The French economy experienced a sharp slowdown in the first quarter without growth from the previous three months, while the Spanish economy also lost pace, raising the specter of stagflation in the eurozone.
The main drag on French growth has been a decline in household spending, indicating that higher food and energy prices and the effects of the war in Ukraine are taking their toll on retail spending and consumer confidence.
New price data on Friday showed French inflation rose to 5.4 percent in April from 5.1 percent the previous month, the highest level since the start of the data series in 1997.
Economists said consumer spending in France was also weighed down by Covid-19 restrictions, as the country did not lift most of its coronavirus controls until mid-March, including the requirement to show a vaccine pass to enter many indoor locations.
The disappointing growth figure has brought a recent string of French economic outperformance to a halt, despite the euro-zone’s second-largest economy benefiting from more generous pre-election fiscal stimulus and lower inflation than many of its euro-zone neighbors.

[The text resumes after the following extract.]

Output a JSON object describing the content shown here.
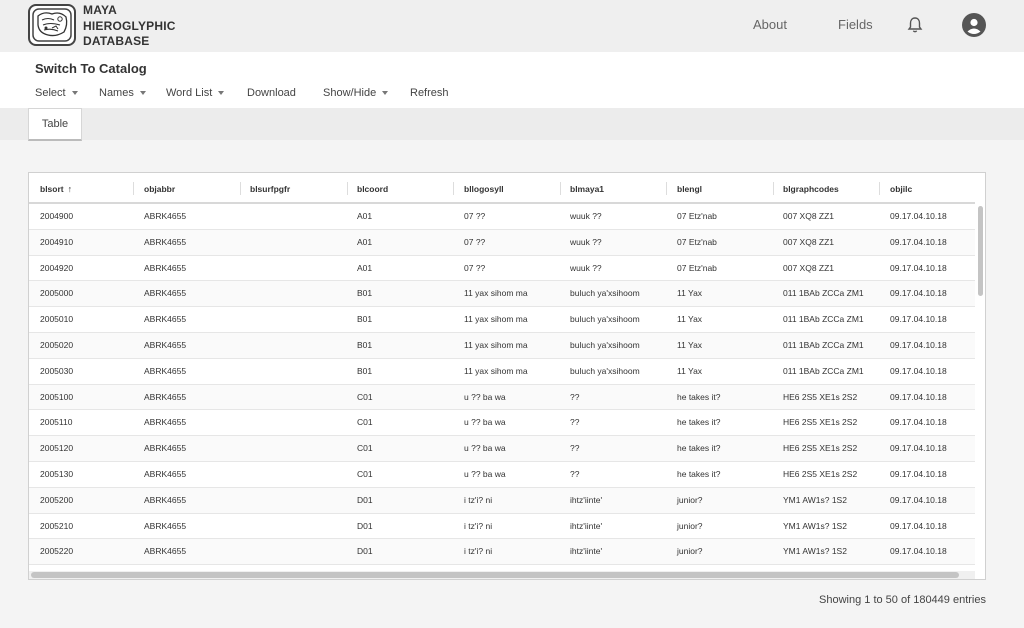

The flattening of French gross domestic product in the first quarter marks a sharp slowdown from the improved growth rate of 0.8 percent in the last three months of last year. Economists consulted by Reuters had forecast growth of 0.3 percent on average for the first quarter.
France’s National Statistical Office said on Friday that manufacturing was hit by a 1.3 percent drop in household spending, which offset a 0.2 percent increase in investment, while changes in inventories contributed 0.4 percentage points to the growth and trade contributed 0.1 percent.
Jessica Hinds, an economist at Capital Economics, said that while the decline in French consumer spending this year was “partly due to Covid restrictions at the start of the quarter, it also reflects rising prices linked to the war in Ukraine.” ”. Hinds added: “The latter is likely to continue and will put additional pressure on newly re-elected [president] Emmanuel Macron to provide more help to households.”
Spain added to the bleak news for the European economy on Friday by reporting a sharp slowdown in growth in the first quarter, following the impact of rising inflation and a spate of Covid infections.
Spain’s quarterly GDP growth of 0.3 percent was a marked slowdown from the 2.2 percent growth between the third and fourth quarters. It also fell short of the 0.5 percent growth economists forecast by Reuters.
The disappointing start to the year in France and Spain indicated that eurozone growth in the first quarter was likely to be weaker than expected. The eurozone’s quarterly GDP figures will be released on Friday and economists expect growth to remain stable at 0.3 percent on average.